■ **GIVEN RECORDS**:

------

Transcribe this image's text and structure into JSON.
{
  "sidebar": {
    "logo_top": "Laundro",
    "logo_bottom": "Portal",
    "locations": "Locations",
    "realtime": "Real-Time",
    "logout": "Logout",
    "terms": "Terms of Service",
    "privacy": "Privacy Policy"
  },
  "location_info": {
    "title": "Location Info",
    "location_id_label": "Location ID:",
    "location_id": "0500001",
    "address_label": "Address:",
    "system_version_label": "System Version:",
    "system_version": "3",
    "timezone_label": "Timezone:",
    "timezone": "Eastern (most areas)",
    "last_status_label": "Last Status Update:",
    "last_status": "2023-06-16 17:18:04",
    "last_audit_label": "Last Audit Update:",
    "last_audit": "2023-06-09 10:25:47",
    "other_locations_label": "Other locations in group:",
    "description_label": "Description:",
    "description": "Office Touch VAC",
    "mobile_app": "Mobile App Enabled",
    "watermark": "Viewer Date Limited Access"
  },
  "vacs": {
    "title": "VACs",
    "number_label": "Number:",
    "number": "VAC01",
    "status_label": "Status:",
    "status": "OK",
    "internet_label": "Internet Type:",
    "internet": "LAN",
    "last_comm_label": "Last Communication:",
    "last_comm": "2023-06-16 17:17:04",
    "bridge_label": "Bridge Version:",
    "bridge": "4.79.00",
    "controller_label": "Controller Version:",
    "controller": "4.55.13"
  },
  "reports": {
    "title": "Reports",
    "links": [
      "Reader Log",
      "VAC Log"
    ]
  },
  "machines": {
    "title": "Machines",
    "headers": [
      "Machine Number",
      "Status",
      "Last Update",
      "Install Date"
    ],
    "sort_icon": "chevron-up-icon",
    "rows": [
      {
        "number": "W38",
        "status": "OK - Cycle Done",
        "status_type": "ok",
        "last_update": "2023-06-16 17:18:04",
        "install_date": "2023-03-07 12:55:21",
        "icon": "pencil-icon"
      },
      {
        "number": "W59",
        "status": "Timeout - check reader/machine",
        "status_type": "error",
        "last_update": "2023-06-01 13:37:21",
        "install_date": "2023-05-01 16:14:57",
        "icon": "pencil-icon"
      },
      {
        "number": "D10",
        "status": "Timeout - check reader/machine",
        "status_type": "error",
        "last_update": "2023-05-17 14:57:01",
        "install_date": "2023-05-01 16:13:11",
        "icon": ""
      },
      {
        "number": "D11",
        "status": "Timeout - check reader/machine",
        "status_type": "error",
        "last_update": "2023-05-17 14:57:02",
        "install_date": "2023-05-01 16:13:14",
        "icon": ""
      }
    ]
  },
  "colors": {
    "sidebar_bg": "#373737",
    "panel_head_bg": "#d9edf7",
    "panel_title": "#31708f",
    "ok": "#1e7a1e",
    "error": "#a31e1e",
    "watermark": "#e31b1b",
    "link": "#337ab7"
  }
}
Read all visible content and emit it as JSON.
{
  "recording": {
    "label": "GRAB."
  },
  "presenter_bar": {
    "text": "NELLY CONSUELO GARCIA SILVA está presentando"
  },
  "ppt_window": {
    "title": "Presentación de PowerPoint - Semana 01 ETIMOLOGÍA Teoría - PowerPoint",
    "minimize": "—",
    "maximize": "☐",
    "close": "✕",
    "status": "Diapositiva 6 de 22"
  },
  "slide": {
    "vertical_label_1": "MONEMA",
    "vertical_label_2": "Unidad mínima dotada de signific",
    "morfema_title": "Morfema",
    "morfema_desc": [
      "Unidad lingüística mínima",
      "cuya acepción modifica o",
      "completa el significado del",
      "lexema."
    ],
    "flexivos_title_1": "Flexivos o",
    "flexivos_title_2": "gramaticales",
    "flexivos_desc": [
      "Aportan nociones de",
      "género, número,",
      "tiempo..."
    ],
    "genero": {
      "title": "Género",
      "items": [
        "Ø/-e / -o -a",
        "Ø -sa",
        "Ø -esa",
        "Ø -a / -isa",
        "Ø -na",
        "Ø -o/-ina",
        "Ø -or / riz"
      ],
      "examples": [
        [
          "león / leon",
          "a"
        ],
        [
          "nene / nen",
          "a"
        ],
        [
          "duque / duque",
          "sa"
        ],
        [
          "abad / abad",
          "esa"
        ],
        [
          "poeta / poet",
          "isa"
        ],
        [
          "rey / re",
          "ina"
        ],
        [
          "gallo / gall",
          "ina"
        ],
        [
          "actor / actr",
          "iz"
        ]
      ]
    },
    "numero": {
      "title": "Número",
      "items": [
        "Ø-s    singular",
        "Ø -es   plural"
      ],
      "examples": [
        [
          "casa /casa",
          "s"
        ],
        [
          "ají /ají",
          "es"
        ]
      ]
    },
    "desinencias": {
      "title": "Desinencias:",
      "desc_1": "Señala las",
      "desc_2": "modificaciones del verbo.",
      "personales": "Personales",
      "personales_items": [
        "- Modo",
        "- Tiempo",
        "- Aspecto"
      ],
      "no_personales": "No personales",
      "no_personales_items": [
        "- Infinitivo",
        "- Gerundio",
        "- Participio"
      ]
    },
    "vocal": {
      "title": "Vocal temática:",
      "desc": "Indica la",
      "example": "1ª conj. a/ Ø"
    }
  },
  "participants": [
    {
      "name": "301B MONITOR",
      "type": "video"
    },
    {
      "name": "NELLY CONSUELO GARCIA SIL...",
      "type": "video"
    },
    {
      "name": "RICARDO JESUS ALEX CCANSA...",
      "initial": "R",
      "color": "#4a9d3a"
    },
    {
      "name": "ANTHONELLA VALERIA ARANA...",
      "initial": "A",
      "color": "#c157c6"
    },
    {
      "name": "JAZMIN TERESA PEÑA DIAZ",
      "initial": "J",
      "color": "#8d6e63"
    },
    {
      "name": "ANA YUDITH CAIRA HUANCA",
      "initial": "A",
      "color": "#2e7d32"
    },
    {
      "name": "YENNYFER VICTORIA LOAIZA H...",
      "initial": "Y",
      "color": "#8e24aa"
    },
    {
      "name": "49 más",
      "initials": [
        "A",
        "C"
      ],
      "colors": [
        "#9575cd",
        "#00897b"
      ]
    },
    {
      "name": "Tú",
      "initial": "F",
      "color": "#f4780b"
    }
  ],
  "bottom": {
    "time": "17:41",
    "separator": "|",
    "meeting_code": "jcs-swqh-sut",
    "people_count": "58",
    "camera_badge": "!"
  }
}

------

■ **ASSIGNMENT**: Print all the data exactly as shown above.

■ **SOLUTION TO THIS TASK**:
Transcribe this image's text and structure into JSON.
{
  "sidebar": {
    "logo_top": "Laundro",
    "logo_bottom": "Portal",
    "locations": "Locations",
    "realtime": "Real-Time",
    "logout": "Logout",
    "terms": "Terms of Service",
    "privacy": "Privacy Policy"
  },
  "location_info": {
    "title": "Location Info",
    "location_id_label": "Location ID:",
    "location_id": "0500001",
    "address_label": "Address:",
    "system_version_label": "System Version:",
    "system_version": "3",
    "timezone_label": "Timezone:",
    "timezone": "Eastern (most areas)",
    "last_status_label": "Last Status Update:",
    "last_status": "2023-06-16 17:18:04",
    "last_audit_label": "Last Audit Update:",
    "last_audit": "2023-06-09 10:25:47",
    "other_locations_label": "Other locations in group:",
    "description_label": "Description:",
    "description": "Office Touch VAC",
    "mobile_app": "Mobile App Enabled",
    "watermark": "Viewer Date Limited Access"
  },
  "vacs": {
    "title": "VACs",
    "number_label": "Number:",
    "number": "VAC01",
    "status_label": "Status:",
    "status": "OK",
    "internet_label": "Internet Type:",
    "internet": "LAN",
    "last_comm_label": "Last Communication:",
    "last_comm": "2023-06-16 17:17:04",
    "bridge_label": "Bridge Version:",
    "bridge": "4.79.00",
    "controller_label": "Controller Version:",
    "controller": "4.55.13"
  },
  "reports": {
    "title": "Reports",
    "links": [
      "Reader Log",
      "VAC Log"
    ]
  },
  "machines": {
    "title": "Machines",
    "headers": [
      "Machine Number",
      "Status",
      "Last Update",
      "Install Date"
    ],
    "sort_icon": "chevron-up-icon",
    "rows": [
      {
        "number": "W38",
        "status": "OK - Cycle Done",
        "status_type": "ok",
        "last_update": "2023-06-16 17:18:04",
        "install_date": "2023-03-07 12:55:21",
        "icon": "pencil-icon"
      },
      {
        "number": "W59",
        "status": "Timeout - check reader/machine",
        "status_type": "error",
        "last_update": "2023-06-01 13:37:21",
        "install_date": "2023-05-01 16:14:57",
        "icon": "pencil-icon"
      },
      {
        "number": "D10",
        "status": "Timeout - check reader/machine",
        "status_type": "error",
        "last_update": "2023-05-17 14:57:01",
        "install_date": "2023-05-01 16:13:11",
        "icon": ""
      },
      {
        "number": "D11",
        "status": "Timeout - check reader/machine",
        "status_type": "error",
        "last_update": "2023-05-17 14:57:02",
        "install_date": "2023-05-01 16:13:14",
        "icon": ""
      }
    ]
  },
  "colors": {
    "sidebar_bg": "#373737",
    "panel_head_bg": "#d9edf7",
    "panel_title": "#31708f",
    "ok": "#1e7a1e",
    "error": "#a31e1e",
    "watermark": "#e31b1b",
    "link": "#337ab7"
  }
}
Read all visible content and emit it as JSON.
{
  "recording": {
    "label": "GRAB."
  },
  "presenter_bar": {
    "text": "NELLY CONSUELO GARCIA SILVA está presentando"
  },
  "ppt_window": {
    "title": "Presentación de PowerPoint - Semana 01 ETIMOLOGÍA Teoría - PowerPoint",
    "minimize": "—",
    "maximize": "☐",
    "close": "✕",
    "status": "Diapositiva 6 de 22"
  },
  "slide": {
    "vertical_label_1": "MONEMA",
    "vertical_label_2": "Unidad mínima dotada de signific",
    "morfema_title": "Morfema",
    "morfema_desc": [
      "Unidad lingüística mínima",
      "cuya acepción modifica o",
      "completa el significado del",
      "lexema."
    ],
    "flexivos_title_1": "Flexivos o",
    "flexivos_title_2": "gramaticales",
    "flexivos_desc": [
      "Aportan nociones de",
      "género, número,",
      "tiempo..."
    ],
    "genero": {
      "title": "Género",
      "items": [
        "Ø/-e / -o -a",
        "Ø -sa",
        "Ø -esa",
        "Ø -a / -isa",
        "Ø -na",
        "Ø -o/-ina",
        "Ø -or / riz"
      ],
      "examples": [
        [
          "león / leon",
          "a"
        ],
        [
          "nene / nen",
          "a"
        ],
        [
          "duque / duque",
          "sa"
        ],
        [
          "abad / abad",
          "esa"
        ],
        [
          "poeta / poet",
          "isa"
        ],
        [
          "rey / re",
          "ina"
        ],
        [
          "gallo / gall",
          "ina"
        ],
        [
          "actor / actr",
          "iz"
        ]
      ]
    },
    "numero": {
      "title": "Número",
      "items": [
        "Ø-s    singular",
        "Ø -es   plural"
      ],
      "examples": [
        [
          "casa /casa",
          "s"
        ],
        [
          "ají /ají",
          "es"
        ]
      ]
    },
    "desinencias": {
      "title": "Desinencias:",
      "desc_1": "Señala las",
      "desc_2": "modificaciones del verbo.",
      "personales": "Personales",
      "personales_items": [
        "- Modo",
        "- Tiempo",
        "- Aspecto"
      ],
      "no_personales": "No personales",
      "no_personales_items": [
        "- Infinitivo",
        "- Gerundio",
        "- Participio"
      ]
    },
    "vocal": {
      "title": "Vocal temática:",
      "desc": "Indica la",
      "example": "1ª conj. a/ Ø"
    }
  },
  "participants": [
    {
      "name": "301B MONITOR",
      "type": "video"
    },
    {
      "name": "NELLY CONSUELO GARCIA SIL...",
      "type": "video"
    },
    {
      "name": "RICARDO JESUS ALEX CCANSA...",
      "initial": "R",
      "color": "#4a9d3a"
    },
    {
      "name": "ANTHONELLA VALERIA ARANA...",
      "initial": "A",
      "color": "#c157c6"
    },
    {
      "name": "JAZMIN TERESA PEÑA DIAZ",
      "initial": "J",
      "color": "#8d6e63"
    },
    {
      "name": "ANA YUDITH CAIRA HUANCA",
      "initial": "A",
      "color": "#2e7d32"
    },
    {
      "name": "YENNYFER VICTORIA LOAIZA H...",
      "initial": "Y",
      "color": "#8e24aa"
    },
    {
      "name": "49 más",
      "initials": [
        "A",
        "C"
      ],
      "colors": [
        "#9575cd",
        "#00897b"
      ]
    },
    {
      "name": "Tú",
      "initial": "F",
      "color": "#f4780b"
    }
  ],
  "bottom": {
    "time": "17:41",
    "separator": "|",
    "meeting_code": "jcs-swqh-sut",
    "people_count": "58",
    "camera_badge": "!"
  }
}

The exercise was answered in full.